»»

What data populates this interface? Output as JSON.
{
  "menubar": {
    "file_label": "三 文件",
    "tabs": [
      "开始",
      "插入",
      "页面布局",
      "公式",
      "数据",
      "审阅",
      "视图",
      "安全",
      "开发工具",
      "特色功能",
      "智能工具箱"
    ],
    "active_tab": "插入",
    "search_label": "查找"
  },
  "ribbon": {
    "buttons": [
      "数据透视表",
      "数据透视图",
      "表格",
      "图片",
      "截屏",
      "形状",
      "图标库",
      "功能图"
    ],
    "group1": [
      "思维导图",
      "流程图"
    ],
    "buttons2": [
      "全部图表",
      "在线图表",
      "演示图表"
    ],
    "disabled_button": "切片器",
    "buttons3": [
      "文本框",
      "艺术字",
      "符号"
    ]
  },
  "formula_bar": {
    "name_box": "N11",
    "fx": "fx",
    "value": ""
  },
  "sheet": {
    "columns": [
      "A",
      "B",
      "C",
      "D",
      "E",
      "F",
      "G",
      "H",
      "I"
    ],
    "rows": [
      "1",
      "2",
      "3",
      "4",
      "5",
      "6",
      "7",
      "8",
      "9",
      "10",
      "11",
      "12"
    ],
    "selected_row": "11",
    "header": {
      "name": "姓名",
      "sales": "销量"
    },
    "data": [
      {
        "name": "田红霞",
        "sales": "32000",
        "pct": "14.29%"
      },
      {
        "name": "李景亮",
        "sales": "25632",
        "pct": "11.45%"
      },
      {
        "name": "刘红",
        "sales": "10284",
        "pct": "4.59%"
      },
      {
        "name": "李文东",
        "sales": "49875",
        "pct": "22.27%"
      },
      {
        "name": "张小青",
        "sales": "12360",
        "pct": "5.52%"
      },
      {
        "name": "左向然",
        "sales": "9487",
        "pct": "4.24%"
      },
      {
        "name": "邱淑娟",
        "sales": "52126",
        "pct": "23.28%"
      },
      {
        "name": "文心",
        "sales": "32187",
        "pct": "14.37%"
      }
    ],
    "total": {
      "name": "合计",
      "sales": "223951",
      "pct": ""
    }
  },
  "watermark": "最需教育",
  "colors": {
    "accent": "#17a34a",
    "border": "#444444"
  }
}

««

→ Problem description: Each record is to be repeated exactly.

→ Finished task:
What data populates this interface? Output as JSON.
{
  "menubar": {
    "file_label": "三 文件",
    "tabs": [
      "开始",
      "插入",
      "页面布局",
      "公式",
      "数据",
      "审阅",
      "视图",
      "安全",
      "开发工具",
      "特色功能",
      "智能工具箱"
    ],
    "active_tab": "插入",
    "search_label": "查找"
  },
  "ribbon": {
    "buttons": [
      "数据透视表",
      "数据透视图",
      "表格",
      "图片",
      "截屏",
      "形状",
      "图标库",
      "功能图"
    ],
    "group1": [
      "思维导图",
      "流程图"
    ],
    "buttons2": [
      "全部图表",
      "在线图表",
      "演示图表"
    ],
    "disabled_button": "切片器",
    "buttons3": [
      "文本框",
      "艺术字",
      "符号"
    ]
  },
  "formula_bar": {
    "name_box": "N11",
    "fx": "fx",
    "value": ""
  },
  "sheet": {
    "columns": [
      "A",
      "B",
      "C",
      "D",
      "E",
      "F",
      "G",
      "H",
      "I"
    ],
    "rows": [
      "1",
      "2",
      "3",
      "4",
      "5",
      "6",
      "7",
      "8",
      "9",
      "10",
      "11",
      "12"
    ],
    "selected_row": "11",
    "header": {
      "name": "姓名",
      "sales": "销量"
    },
    "data": [
      {
        "name": "田红霞",
        "sales": "32000",
        "pct": "14.29%"
      },
      {
        "name": "李景亮",
        "sales": "25632",
        "pct": "11.45%"
      },
      {
        "name": "刘红",
        "sales": "10284",
        "pct": "4.59%"
      },
      {
        "name": "李文东",
        "sales": "49875",
        "pct": "22.27%"
      },
      {
        "name": "张小青",
        "sales": "12360",
        "pct": "5.52%"
      },
      {
        "name": "左向然",
        "sales": "9487",
        "pct": "4.24%"
      },
      {
        "name": "邱淑娟",
        "sales": "52126",
        "pct": "23.28%"
      },
      {
        "name": "文心",
        "sales": "32187",
        "pct": "14.37%"
      }
    ],
    "total": {
      "name": "合计",
      "sales": "223951",
      "pct": ""
    }
  },
  "watermark": "最需教育",
  "colors": {
    "accent": "#17a34a",
    "border": "#444444"
  }
}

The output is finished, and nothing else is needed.